As I got older, my tastes in horror evolved to include the burgeoning Zombie genre. Danny Boyle’s “28 Days/Weeks” pictures are current standards, but, to this day, nothing compares to George Romero’s blunt and terrifying Night of the Living Dead. I defy you to watch it alone, in the dark, in a basement as I did some 30 years ago.

Much has been written about the Zombie/Apocalypse genre, especially given the spate of above-average movies in the last decade. Cormac McCarthy’s upcoming “The Road” should be a jewel in this gruesome crown. Critics rightly point to society’s collective fear of imminent apocalypse (global war and warming, overpopulation and pestilence) as reasons for the genre’s growing popularity. Undead people (often our loved ones!) relentlessly trying to eat us are at the heart of our deepest, darkest fears. Mine anyway. That and focus groups.

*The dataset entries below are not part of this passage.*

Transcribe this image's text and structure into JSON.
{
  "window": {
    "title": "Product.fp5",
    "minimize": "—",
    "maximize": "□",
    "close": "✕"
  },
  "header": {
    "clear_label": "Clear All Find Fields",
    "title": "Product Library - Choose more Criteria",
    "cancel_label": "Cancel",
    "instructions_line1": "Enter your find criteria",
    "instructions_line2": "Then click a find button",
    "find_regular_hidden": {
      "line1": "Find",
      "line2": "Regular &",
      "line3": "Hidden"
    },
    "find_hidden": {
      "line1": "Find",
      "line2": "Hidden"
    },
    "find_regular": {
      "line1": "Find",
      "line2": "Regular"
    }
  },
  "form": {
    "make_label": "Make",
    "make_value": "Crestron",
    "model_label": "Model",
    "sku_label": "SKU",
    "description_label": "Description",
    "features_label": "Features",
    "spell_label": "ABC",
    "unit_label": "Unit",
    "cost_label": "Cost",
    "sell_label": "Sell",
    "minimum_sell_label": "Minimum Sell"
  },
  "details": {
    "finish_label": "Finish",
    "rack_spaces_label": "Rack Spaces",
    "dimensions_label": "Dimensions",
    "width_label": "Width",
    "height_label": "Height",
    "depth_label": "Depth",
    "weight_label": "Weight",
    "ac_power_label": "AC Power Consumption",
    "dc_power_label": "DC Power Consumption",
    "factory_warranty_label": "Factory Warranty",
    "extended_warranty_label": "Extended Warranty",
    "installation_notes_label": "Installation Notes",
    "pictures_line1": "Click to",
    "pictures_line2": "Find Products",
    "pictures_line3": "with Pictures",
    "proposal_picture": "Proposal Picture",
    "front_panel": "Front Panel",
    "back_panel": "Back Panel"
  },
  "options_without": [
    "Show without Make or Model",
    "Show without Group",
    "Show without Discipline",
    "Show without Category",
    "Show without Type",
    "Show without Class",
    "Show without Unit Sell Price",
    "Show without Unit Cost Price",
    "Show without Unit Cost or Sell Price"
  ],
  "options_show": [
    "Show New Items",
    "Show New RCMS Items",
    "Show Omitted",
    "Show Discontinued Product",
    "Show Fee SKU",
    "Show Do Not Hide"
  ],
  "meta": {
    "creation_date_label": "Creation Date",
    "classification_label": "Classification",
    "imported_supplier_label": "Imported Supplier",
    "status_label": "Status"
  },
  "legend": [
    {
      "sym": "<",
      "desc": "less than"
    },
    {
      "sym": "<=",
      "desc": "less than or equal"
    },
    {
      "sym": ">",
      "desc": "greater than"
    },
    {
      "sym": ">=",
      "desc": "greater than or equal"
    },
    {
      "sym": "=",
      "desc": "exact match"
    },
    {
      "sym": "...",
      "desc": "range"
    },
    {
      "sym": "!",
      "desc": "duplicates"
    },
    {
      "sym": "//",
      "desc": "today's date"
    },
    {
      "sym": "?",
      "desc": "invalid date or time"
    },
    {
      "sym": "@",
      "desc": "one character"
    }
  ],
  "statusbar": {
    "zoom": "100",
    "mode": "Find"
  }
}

With this segue in mind I want to talk about a movie I saw at the Chicago Film Festival, now in limited release. “Let The Right One In” is about a bullied young boy and the special bond he forms with the little girl who moves in next door, who also happens to be a vampire. At times lurid and frightening, it is the intelligence and beauty of this Swedish film that make it stand out. Sweden is grim and cold and the two unlikely characters find certain warmth together, not to mention bloodshed. A lovely film. Go see it, regardless of your age, sex or temperament.

And for those who crave a far scarier ride, pick up a DVD of “The Signal.” Imagine an LSD trip with zombie-like psychopaths. And the psychopaths are…you! No mere shock fest, this 2007 low budget film imagines all of us as killers, our sanity undone by strange undulations emitting from our televisions, computers and cell phones. That conceit is not new, but everything else about this movie is. The acting and direction are first rate. I was blown away.

Trust me on both of these films. They are that good.